The Brisker Rav explained that, in his carefully chosen words, Moshe was warning the nation of the rapid progression of sin. When the nation was first exposed to idolatry no doubt they were repulsed by what they viewed as “abominations and detestable idols.” But with time when they became more accustomed to the notion of idolatry the idols were no longer as horrid to them as they once were. At that point they seemed like harmless pieces of ‘wood and stone’. Then, as more time passed, they came to respect and revere the idols until they became valuable like ‘silver and gold’.”

Rabbi Schwadron explained that his experience - which parallels the Brisker Rav’s explanation of the verse - reflects the workings of our Evil Inclination. He knows he cannot lure us into sin in one fell swoop. So he lays his traps in steps. “Today he says do this and this; until he says to serve idolatry3.” In his crafty and wily manner our Evil Inclination enervates our resolve and deceptively entices us into sin without us realizing that he has ensnared us down a slippery slope.

This is what the gemara is conveying. How are the righteous able to desist from the machinations of the Evil Inclination? It is because they are acutely aware of the danger of doing those things which ‘aren’t so bad’. True, the act itself may not be so terrible, but the righteous look ahead and contemplate the potential effect such an act can have.

There are certain drugs which are dangerous, not as much because of their own inherent dangers, as it is a ‘gateway drug’. Taking that first drug more often than not leads to taking other drugs which are far more damaging and perilous.

In that same vein our Evil Inclination employs the usage of ‘gateway acts’. He leads us to commit acts which may not even be considered a sin, however, can easily lead to more sinful behavior.

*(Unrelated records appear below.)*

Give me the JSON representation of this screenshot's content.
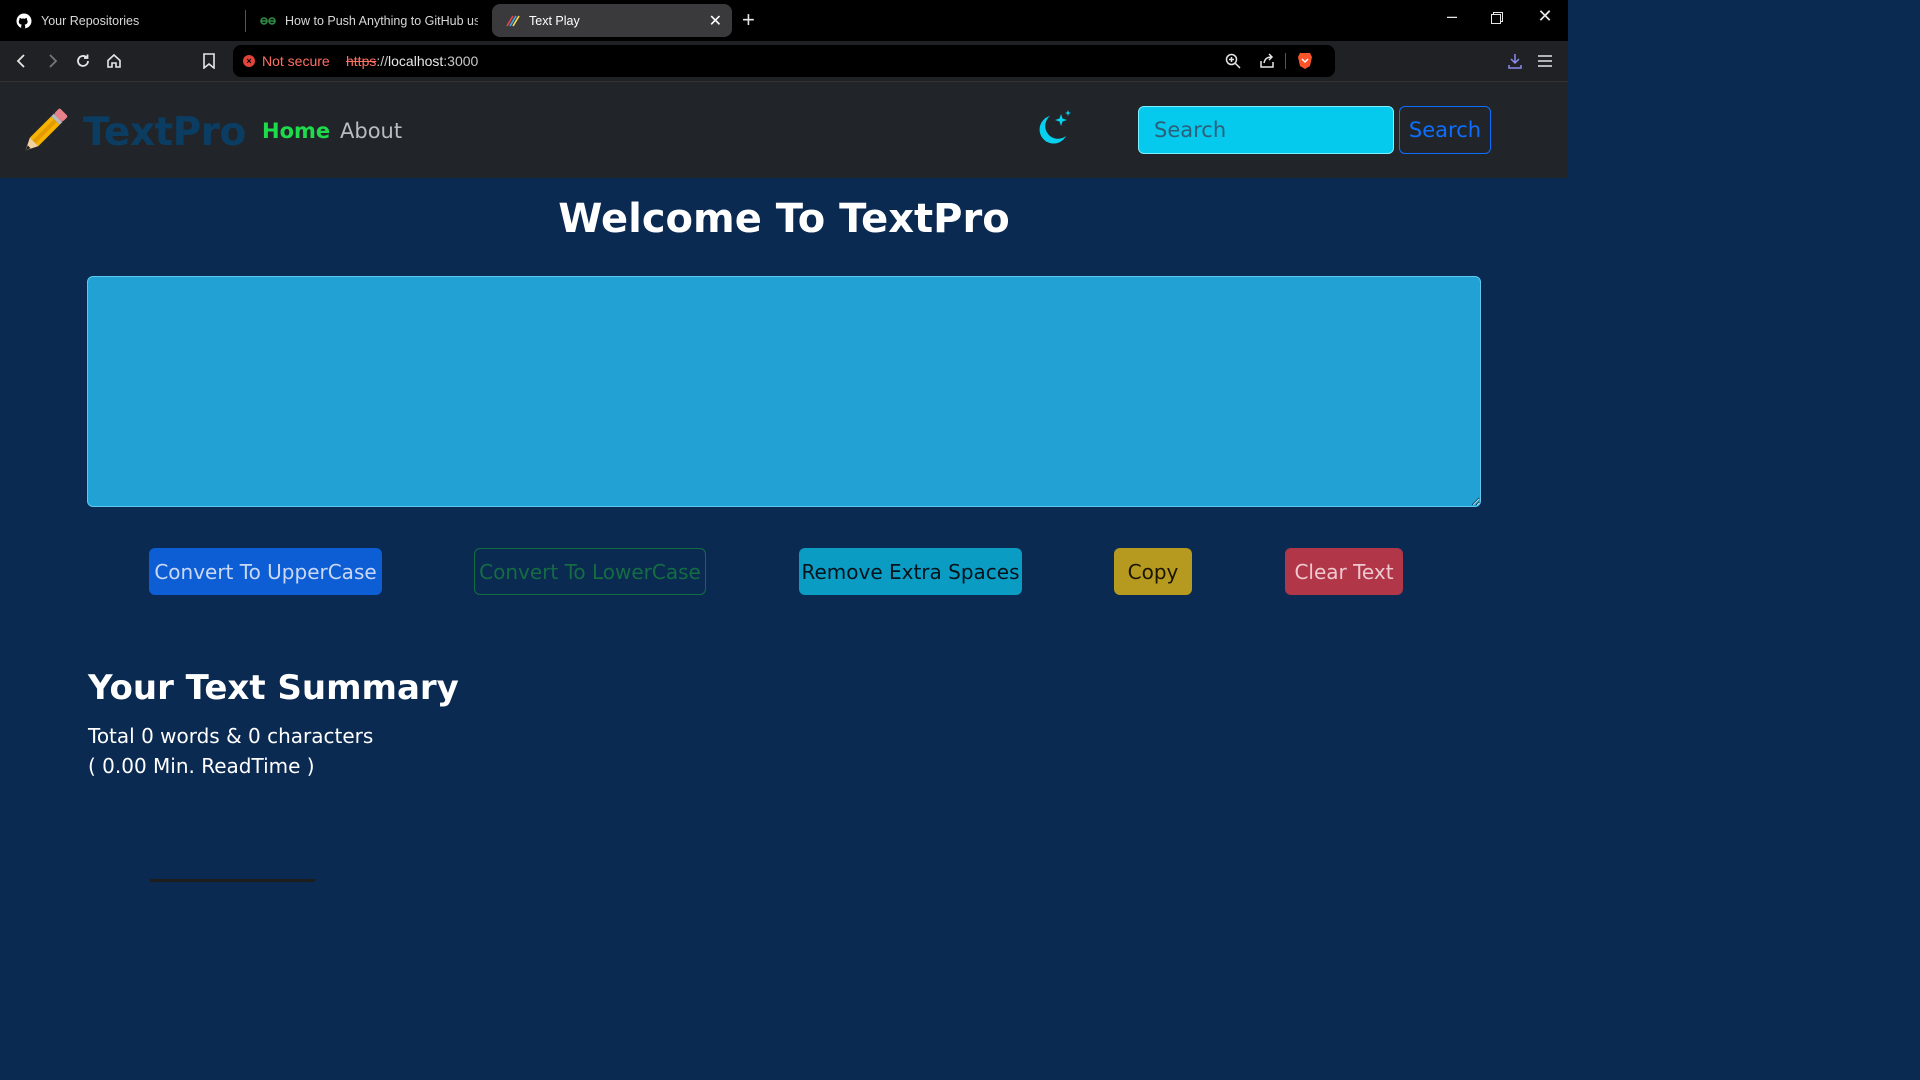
{
  "browser": {
    "tabs": [
      {
        "title": "Your Repositories",
        "icon": "github-icon"
      },
      {
        "title": "How to Push Anything to GitHub using",
        "icon": "geeksforgeeks-icon"
      },
      {
        "title": "Text Play",
        "icon": "react-app-icon",
        "active": true
      }
    ],
    "address": {
      "security_label": "Not secure",
      "scheme": "https",
      "rest": "://",
      "host": "localhost",
      "port": ":3000"
    }
  },
  "navbar": {
    "brand": "TextPro",
    "links": [
      {
        "label": "Home",
        "active": true
      },
      {
        "label": "About",
        "active": false
      }
    ],
    "search": {
      "placeholder": "Search",
      "button_label": "Search"
    },
    "dark_mode_icon": "moon-stars-icon"
  },
  "main": {
    "heading": "Welcome To TextPro",
    "textarea_value": "",
    "buttons": {
      "uppercase": "Convert To UpperCase",
      "lowercase": "Convert To LowerCase",
      "remove_spaces": "Remove Extra Spaces",
      "copy": "Copy",
      "clear": "Clear Text"
    },
    "summary": {
      "title": "Your Text Summary",
      "counts": "Total 0 words & 0 characters",
      "readtime": "( 0.00 Min. ReadTime )"
    }
  },
  "colors": {
    "page_bg": "#0b2a52",
    "navbar_bg": "#212529",
    "home_link": "#1edb4c",
    "textarea_bg": "#21a1d4",
    "search_input_bg": "#05c9ed",
    "btn_upper": "#0d5dd4",
    "btn_spaces": "#0b9cc4",
    "btn_copy": "#b69a1f",
    "btn_clear": "#b03648"
  }
}
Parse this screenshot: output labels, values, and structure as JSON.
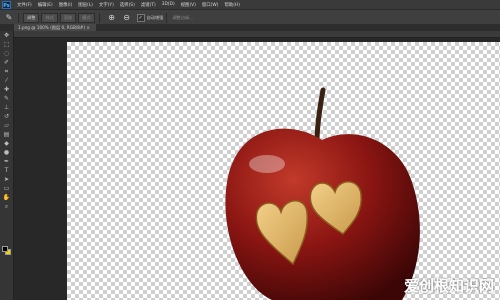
{
  "app": {
    "logo": "Ps"
  },
  "menu": [
    "文件(F)",
    "编辑(E)",
    "图像(I)",
    "图层(L)",
    "文字(Y)",
    "选择(S)",
    "滤镜(T)",
    "3D(D)",
    "视图(V)",
    "窗口(W)",
    "帮助(H)"
  ],
  "options": {
    "tool_icon": "brush-tool-icon",
    "buttons": [
      "调整",
      "样式",
      "羽化",
      "模式"
    ],
    "auto_enhance_label": "自动增强",
    "refine_edge_label": "调整边缘..."
  },
  "document": {
    "tab_title": "1.png @ 100% (图层 0, RGB/8#) ×"
  },
  "tools": [
    "move-tool",
    "marquee-tool",
    "lasso-tool",
    "quick-select-tool",
    "crop-tool",
    "eyedropper-tool",
    "healing-brush-tool",
    "brush-tool",
    "clone-stamp-tool",
    "history-brush-tool",
    "eraser-tool",
    "gradient-tool",
    "blur-tool",
    "dodge-tool",
    "pen-tool",
    "type-tool",
    "path-select-tool",
    "shape-tool",
    "hand-tool",
    "zoom-tool"
  ],
  "colors": {
    "foreground": "#000000",
    "background": "#f0d800",
    "canvas_checker": "#cfcfcf",
    "apple_red": "#8a1512"
  },
  "watermark": "爱创根知识网"
}
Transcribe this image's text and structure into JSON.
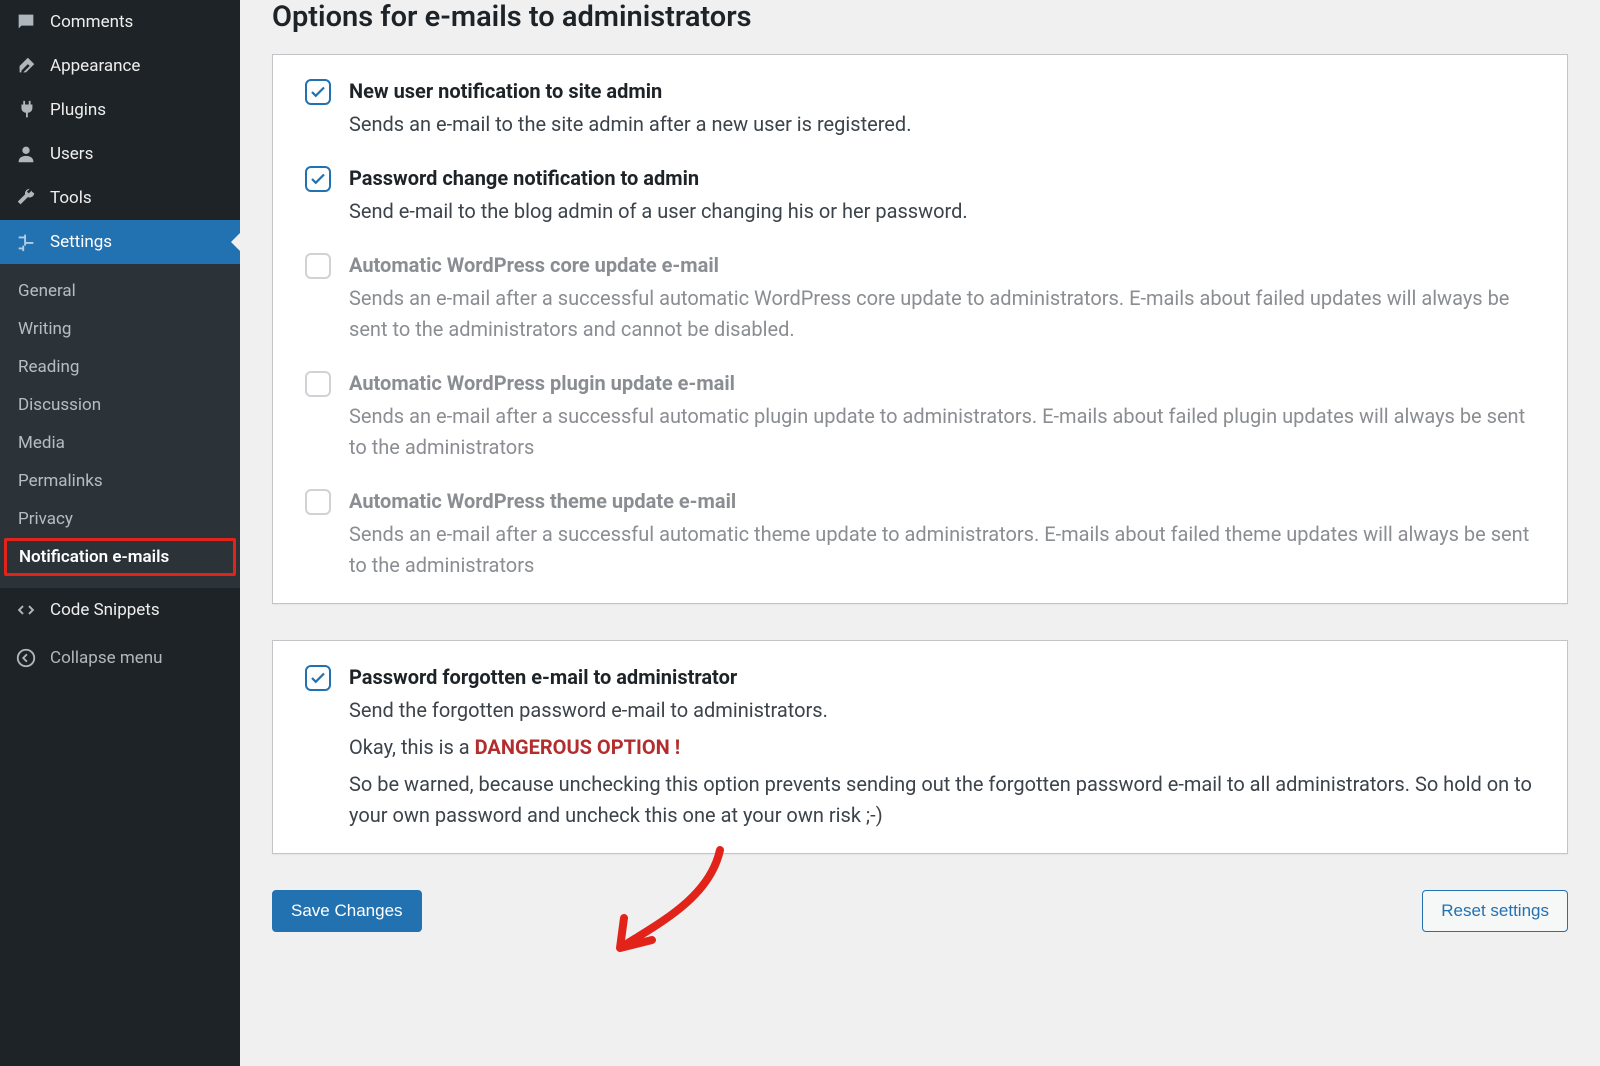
{
  "sidebar": {
    "items": [
      {
        "label": "Comments",
        "icon": "comment-icon"
      },
      {
        "label": "Appearance",
        "icon": "brush-icon"
      },
      {
        "label": "Plugins",
        "icon": "plug-icon"
      },
      {
        "label": "Users",
        "icon": "user-icon"
      },
      {
        "label": "Tools",
        "icon": "wrench-icon"
      },
      {
        "label": "Settings",
        "icon": "sliders-icon",
        "current": true
      }
    ],
    "submenu": [
      {
        "label": "General"
      },
      {
        "label": "Writing"
      },
      {
        "label": "Reading"
      },
      {
        "label": "Discussion"
      },
      {
        "label": "Media"
      },
      {
        "label": "Permalinks"
      },
      {
        "label": "Privacy"
      },
      {
        "label": "Notification e-mails",
        "highlighted": true
      }
    ],
    "after_items": [
      {
        "label": "Code Snippets",
        "icon": "code-icon"
      }
    ],
    "collapse_label": "Collapse menu"
  },
  "page": {
    "title": "Options for e-mails to administrators"
  },
  "panel1": {
    "options": [
      {
        "checked": true,
        "disabled": false,
        "title": "New user notification to site admin",
        "desc": "Sends an e-mail to the site admin after a new user is registered."
      },
      {
        "checked": true,
        "disabled": false,
        "title": "Password change notification to admin",
        "desc": "Send e-mail to the blog admin of a user changing his or her password."
      },
      {
        "checked": false,
        "disabled": true,
        "title": "Automatic WordPress core update e-mail",
        "desc": "Sends an e-mail after a successful automatic WordPress core update to administrators. E-mails about failed updates will always be sent to the administrators and cannot be disabled."
      },
      {
        "checked": false,
        "disabled": true,
        "title": "Automatic WordPress plugin update e-mail",
        "desc": "Sends an e-mail after a successful automatic plugin update to administrators. E-mails about failed plugin updates will always be sent to the administrators"
      },
      {
        "checked": false,
        "disabled": true,
        "title": "Automatic WordPress theme update e-mail",
        "desc": "Sends an e-mail after a successful automatic theme update to administrators. E-mails about failed theme updates will always be sent to the administrators"
      }
    ]
  },
  "panel2": {
    "option": {
      "checked": true,
      "title": "Password forgotten e-mail to administrator",
      "desc": "Send the forgotten password e-mail to administrators.",
      "warn_prefix": "Okay, this is a ",
      "warn_strong": "DANGEROUS OPTION !",
      "warn_body": "So be warned, because unchecking this option prevents sending out the forgotten password e-mail to all administrators. So hold on to your own password and uncheck this one at your own risk ;-)"
    }
  },
  "buttons": {
    "save": "Save Changes",
    "reset": "Reset settings"
  }
}
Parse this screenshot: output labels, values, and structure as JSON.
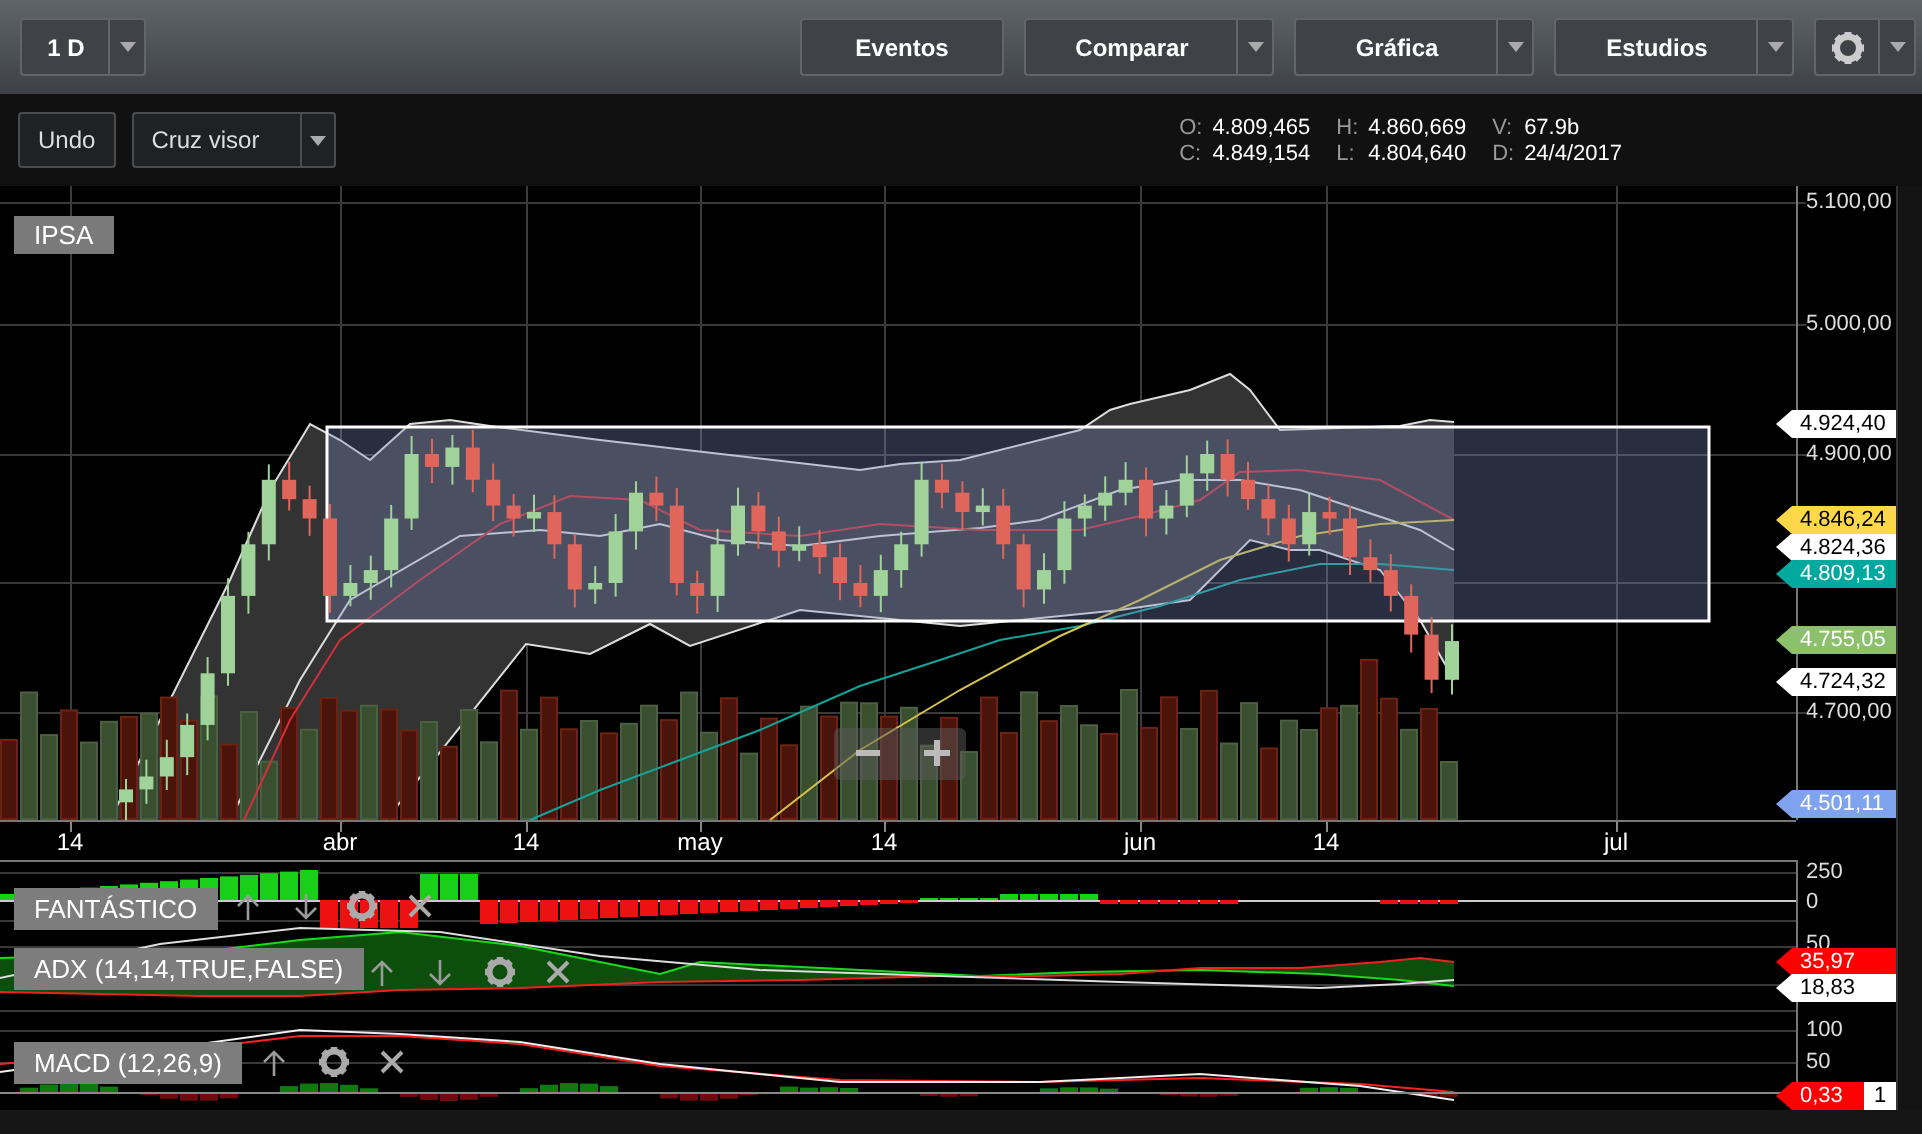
{
  "toolbar": {
    "period": "1 D",
    "buttons": [
      {
        "label": "Eventos",
        "dropdown": false
      },
      {
        "label": "Comparar",
        "dropdown": true
      },
      {
        "label": "Gráfica",
        "dropdown": true
      },
      {
        "label": "Estudios",
        "dropdown": true
      }
    ]
  },
  "controls": {
    "undo": "Undo",
    "crosshair": "Cruz visor"
  },
  "quote": [
    {
      "label": "O:",
      "value": "4.809,465"
    },
    {
      "label": "H:",
      "value": "4.860,669"
    },
    {
      "label": "V:",
      "value": "67.9b"
    },
    {
      "label": "C:",
      "value": "4.849,154"
    },
    {
      "label": "L:",
      "value": "4.804,640"
    },
    {
      "label": "D:",
      "value": "24/4/2017"
    }
  ],
  "chart": {
    "symbol": "IPSA",
    "price_ticks": [
      "5.100,00",
      "5.000,00",
      "4.900,00",
      "4.700,00"
    ],
    "price_tags": [
      {
        "value": "4.924,40",
        "color": "#ffffff"
      },
      {
        "value": "4.846,24",
        "color": "#ffd84a"
      },
      {
        "value": "4.824,36",
        "color": "#ffffff"
      },
      {
        "value": "4.809,13",
        "color": "#00a99d"
      },
      {
        "value": "4.755,05",
        "color": "#8cc06c"
      },
      {
        "value": "4.724,32",
        "color": "#ffffff"
      },
      {
        "value": "4.501,11",
        "color": "#7fa3ef"
      }
    ],
    "x_labels": [
      "14",
      "abr",
      "14",
      "may",
      "14",
      "jun",
      "14",
      "jul"
    ]
  },
  "indicators": [
    {
      "kind": "histogram",
      "title": "FANTÁSTICO",
      "move_down": true,
      "axis_ticks": [
        "250",
        "0"
      ]
    },
    {
      "kind": "adx",
      "title": "ADX (14,14,TRUE,FALSE)",
      "move_down": true,
      "axis_ticks": [
        "50"
      ],
      "tags": [
        {
          "value": "35,97",
          "color": "#ff0000"
        },
        {
          "value": "18,83",
          "color": "#ffffff"
        }
      ]
    },
    {
      "kind": "macd",
      "title": "MACD (12,26,9)",
      "move_down": false,
      "axis_ticks": [
        "100",
        "50"
      ],
      "tags": [
        {
          "value": "0,33",
          "color": "#ff0000"
        },
        {
          "value": "1",
          "color": "#ffffff"
        }
      ]
    }
  ]
}
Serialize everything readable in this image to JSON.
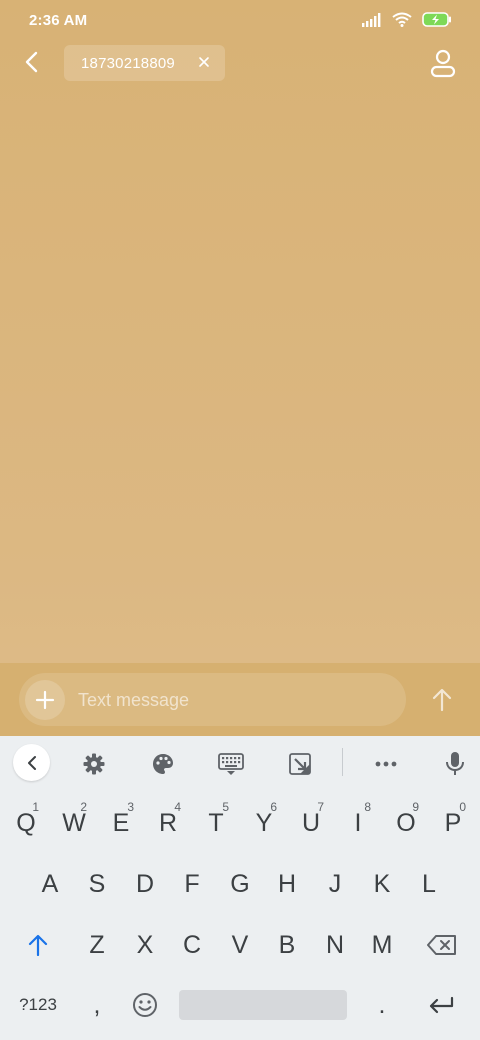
{
  "status_bar": {
    "time": "2:36 AM",
    "icons": [
      "signal-icon",
      "wifi-icon",
      "battery-charging-icon"
    ]
  },
  "header": {
    "recipient": "18730218809"
  },
  "compose": {
    "placeholder": "Text message"
  },
  "keyboard": {
    "row1": [
      {
        "key": "Q",
        "hint": "1"
      },
      {
        "key": "W",
        "hint": "2"
      },
      {
        "key": "E",
        "hint": "3"
      },
      {
        "key": "R",
        "hint": "4"
      },
      {
        "key": "T",
        "hint": "5"
      },
      {
        "key": "Y",
        "hint": "6"
      },
      {
        "key": "U",
        "hint": "7"
      },
      {
        "key": "I",
        "hint": "8"
      },
      {
        "key": "O",
        "hint": "9"
      },
      {
        "key": "P",
        "hint": "0"
      }
    ],
    "row2": [
      "A",
      "S",
      "D",
      "F",
      "G",
      "H",
      "J",
      "K",
      "L"
    ],
    "row3": [
      "Z",
      "X",
      "C",
      "V",
      "B",
      "N",
      "M"
    ],
    "symbols_label": "?123",
    "comma": ",",
    "period": "."
  },
  "colors": {
    "background": "#d8b275",
    "keyboard": "#eceff1",
    "accent": "#1a73e8"
  }
}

The wicked live in the moment. They seek to enjoy the hedonistic gratification available now, and do not contemplate the long-term consequences of their actions. Such a mindless attitude ensures that even a simply avoidable act can quickly metamorphose into ‘mountains’ of sins, which become almost insurmountable.

Thus, in the future when the truth becomes evident, the wicked will morbidly and regretfully look and contemplate the original actions they performed and see how much simpler it would have been if they had restrained themselves before their actions grew progressively worse.

Perhaps the shofar blasts of Rosh Hashanah symbolize the crying of the righteous and wicked in the future. The tekiah - the elongated single blast - represents the pure tears of the righteous who weep in reverent joy for their ability to remain pure and unsullied in sin.

The shevarim and teruah blasts - which are fragmented and intermittent - represent the tears of the wicked who allowed their lives to become fragmented by blindly following the whims of their Evil Inclination.

On Rosh Hashanah, all blasts commence and conclude with a tekiah to represent that even if one has fallen prey to his Evil Inclination, and even if he is mired and sullied with sin, as long as he is alive he can repent and rectify. He can still join the ranks of the righteous whose tears are complete and whole. The first step is to make sure he is heading in the right direction.

“A root flourishing with gall and wormwood”

“How were we unable to conquer this hair of a needle?”

1 52a
2 29:15-16
3 Shabbos 105a


Post a Comment